### THE DATA
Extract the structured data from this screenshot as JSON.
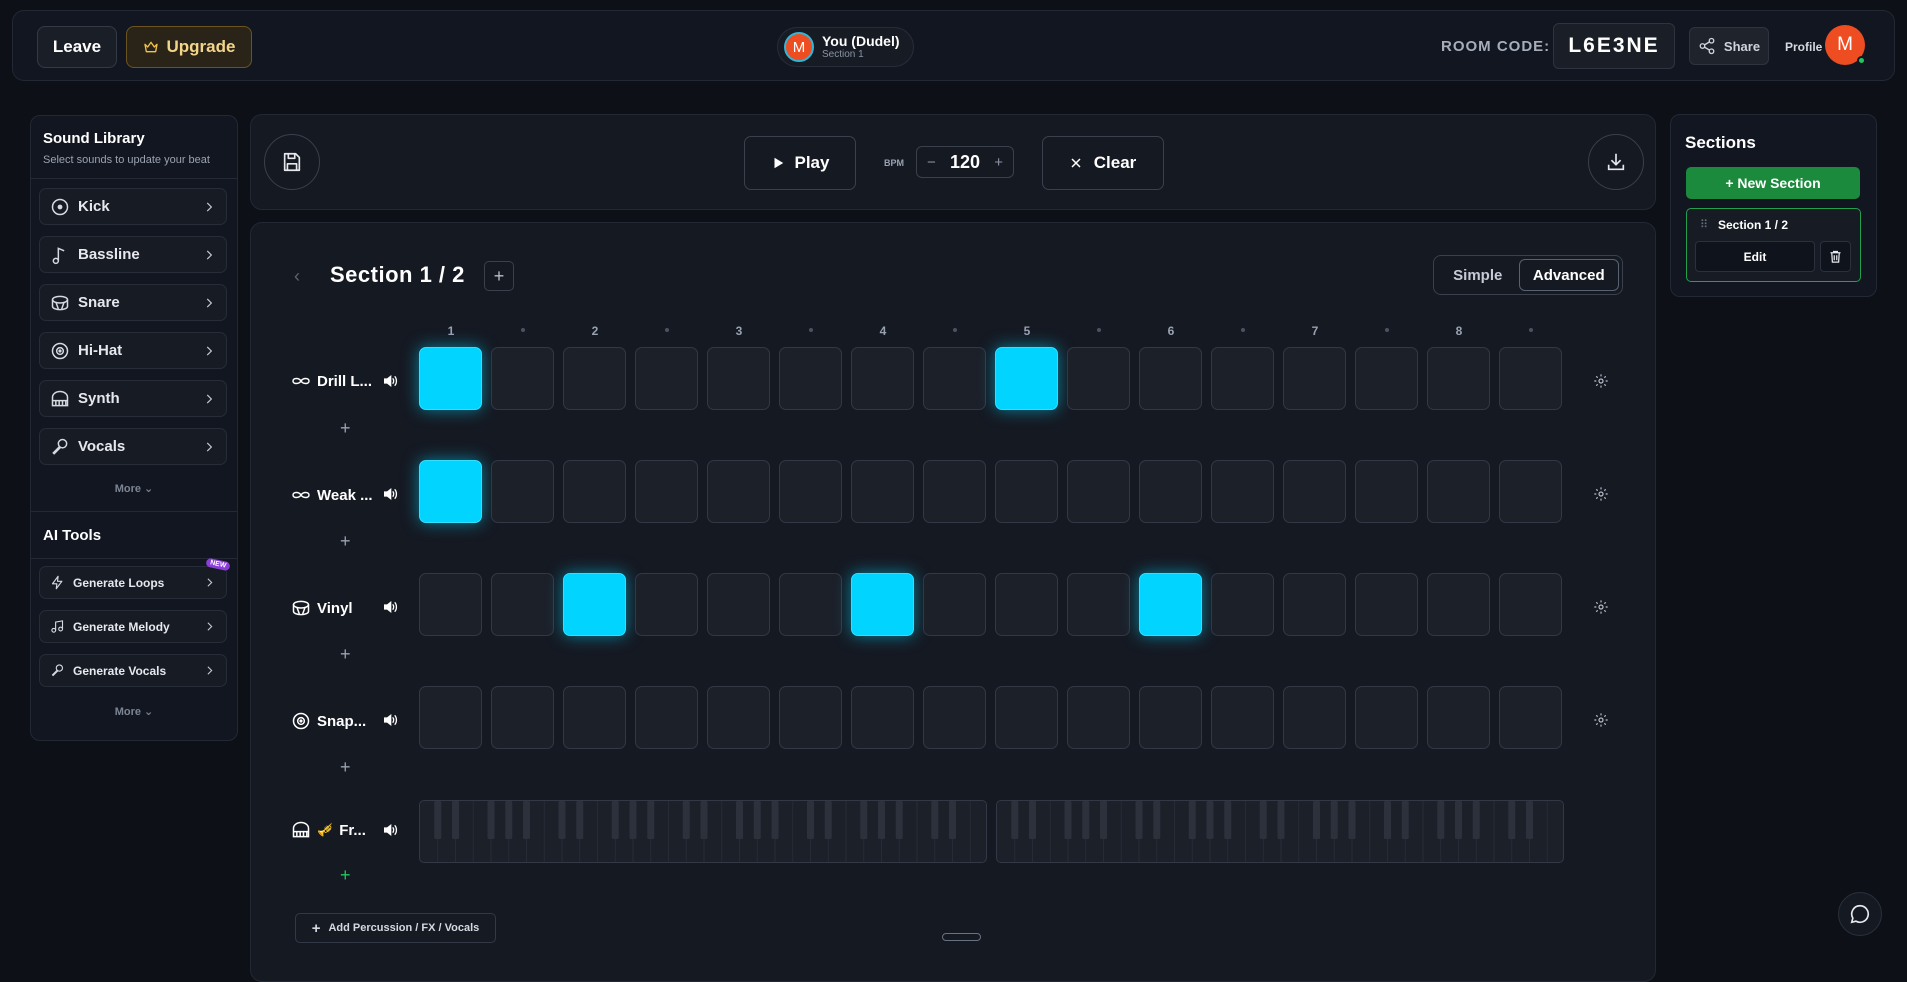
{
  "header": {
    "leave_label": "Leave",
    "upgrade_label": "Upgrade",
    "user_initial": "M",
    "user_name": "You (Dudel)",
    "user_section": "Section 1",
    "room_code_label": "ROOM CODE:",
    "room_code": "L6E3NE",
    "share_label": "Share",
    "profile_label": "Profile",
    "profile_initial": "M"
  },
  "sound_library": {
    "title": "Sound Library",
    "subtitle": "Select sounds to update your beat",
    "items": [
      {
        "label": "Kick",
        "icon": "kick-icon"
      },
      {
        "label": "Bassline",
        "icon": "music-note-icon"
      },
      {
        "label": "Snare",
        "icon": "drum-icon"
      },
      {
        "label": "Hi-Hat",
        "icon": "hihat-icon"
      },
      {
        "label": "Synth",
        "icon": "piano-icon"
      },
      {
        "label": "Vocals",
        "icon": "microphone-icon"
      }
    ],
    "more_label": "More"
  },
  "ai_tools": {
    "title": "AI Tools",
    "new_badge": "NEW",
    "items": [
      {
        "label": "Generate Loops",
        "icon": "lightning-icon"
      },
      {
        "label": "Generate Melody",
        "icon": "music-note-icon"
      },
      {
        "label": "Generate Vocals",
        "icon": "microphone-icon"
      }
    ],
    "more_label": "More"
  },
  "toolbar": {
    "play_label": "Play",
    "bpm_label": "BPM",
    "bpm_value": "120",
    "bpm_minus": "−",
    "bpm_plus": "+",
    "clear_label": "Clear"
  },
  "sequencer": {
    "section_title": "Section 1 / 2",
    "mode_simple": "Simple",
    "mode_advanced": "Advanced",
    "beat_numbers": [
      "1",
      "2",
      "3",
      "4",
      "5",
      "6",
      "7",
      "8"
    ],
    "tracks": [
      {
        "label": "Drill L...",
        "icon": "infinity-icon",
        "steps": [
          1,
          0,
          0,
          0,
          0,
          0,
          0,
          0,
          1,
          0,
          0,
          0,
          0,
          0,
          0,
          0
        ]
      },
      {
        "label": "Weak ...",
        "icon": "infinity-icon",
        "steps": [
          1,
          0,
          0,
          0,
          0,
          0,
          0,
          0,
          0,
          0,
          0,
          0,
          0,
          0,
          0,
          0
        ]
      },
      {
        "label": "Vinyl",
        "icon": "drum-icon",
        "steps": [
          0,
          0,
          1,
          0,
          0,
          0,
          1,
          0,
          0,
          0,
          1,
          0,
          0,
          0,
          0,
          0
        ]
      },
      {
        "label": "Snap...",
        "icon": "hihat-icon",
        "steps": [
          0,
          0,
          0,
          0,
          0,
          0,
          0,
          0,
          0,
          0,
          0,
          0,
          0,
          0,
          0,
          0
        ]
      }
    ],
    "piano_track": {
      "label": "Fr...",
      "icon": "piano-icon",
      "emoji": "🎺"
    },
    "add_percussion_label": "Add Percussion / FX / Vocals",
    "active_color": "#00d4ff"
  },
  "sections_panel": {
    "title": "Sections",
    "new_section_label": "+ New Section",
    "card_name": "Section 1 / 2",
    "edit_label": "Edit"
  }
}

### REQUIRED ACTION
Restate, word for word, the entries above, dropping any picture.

### ANSWER TO THE EXERCISE
Extract the structured data from this screenshot as JSON.
{
  "header": {
    "leave_label": "Leave",
    "upgrade_label": "Upgrade",
    "user_initial": "M",
    "user_name": "You (Dudel)",
    "user_section": "Section 1",
    "room_code_label": "ROOM CODE:",
    "room_code": "L6E3NE",
    "share_label": "Share",
    "profile_label": "Profile",
    "profile_initial": "M"
  },
  "sound_library": {
    "title": "Sound Library",
    "subtitle": "Select sounds to update your beat",
    "items": [
      {
        "label": "Kick",
        "icon": "kick-icon"
      },
      {
        "label": "Bassline",
        "icon": "music-note-icon"
      },
      {
        "label": "Snare",
        "icon": "drum-icon"
      },
      {
        "label": "Hi-Hat",
        "icon": "hihat-icon"
      },
      {
        "label": "Synth",
        "icon": "piano-icon"
      },
      {
        "label": "Vocals",
        "icon": "microphone-icon"
      }
    ],
    "more_label": "More"
  },
  "ai_tools": {
    "title": "AI Tools",
    "new_badge": "NEW",
    "items": [
      {
        "label": "Generate Loops",
        "icon": "lightning-icon"
      },
      {
        "label": "Generate Melody",
        "icon": "music-note-icon"
      },
      {
        "label": "Generate Vocals",
        "icon": "microphone-icon"
      }
    ],
    "more_label": "More"
  },
  "toolbar": {
    "play_label": "Play",
    "bpm_label": "BPM",
    "bpm_value": "120",
    "bpm_minus": "−",
    "bpm_plus": "+",
    "clear_label": "Clear"
  },
  "sequencer": {
    "section_title": "Section 1 / 2",
    "mode_simple": "Simple",
    "mode_advanced": "Advanced",
    "beat_numbers": [
      "1",
      "2",
      "3",
      "4",
      "5",
      "6",
      "7",
      "8"
    ],
    "tracks": [
      {
        "label": "Drill L...",
        "icon": "infinity-icon",
        "steps": [
          1,
          0,
          0,
          0,
          0,
          0,
          0,
          0,
          1,
          0,
          0,
          0,
          0,
          0,
          0,
          0
        ]
      },
      {
        "label": "Weak ...",
        "icon": "infinity-icon",
        "steps": [
          1,
          0,
          0,
          0,
          0,
          0,
          0,
          0,
          0,
          0,
          0,
          0,
          0,
          0,
          0,
          0
        ]
      },
      {
        "label": "Vinyl",
        "icon": "drum-icon",
        "steps": [
          0,
          0,
          1,
          0,
          0,
          0,
          1,
          0,
          0,
          0,
          1,
          0,
          0,
          0,
          0,
          0
        ]
      },
      {
        "label": "Snap...",
        "icon": "hihat-icon",
        "steps": [
          0,
          0,
          0,
          0,
          0,
          0,
          0,
          0,
          0,
          0,
          0,
          0,
          0,
          0,
          0,
          0
        ]
      }
    ],
    "piano_track": {
      "label": "Fr...",
      "icon": "piano-icon",
      "emoji": "🎺"
    },
    "add_percussion_label": "Add Percussion / FX / Vocals",
    "active_color": "#00d4ff"
  },
  "sections_panel": {
    "title": "Sections",
    "new_section_label": "+ New Section",
    "card_name": "Section 1 / 2",
    "edit_label": "Edit"
  }
}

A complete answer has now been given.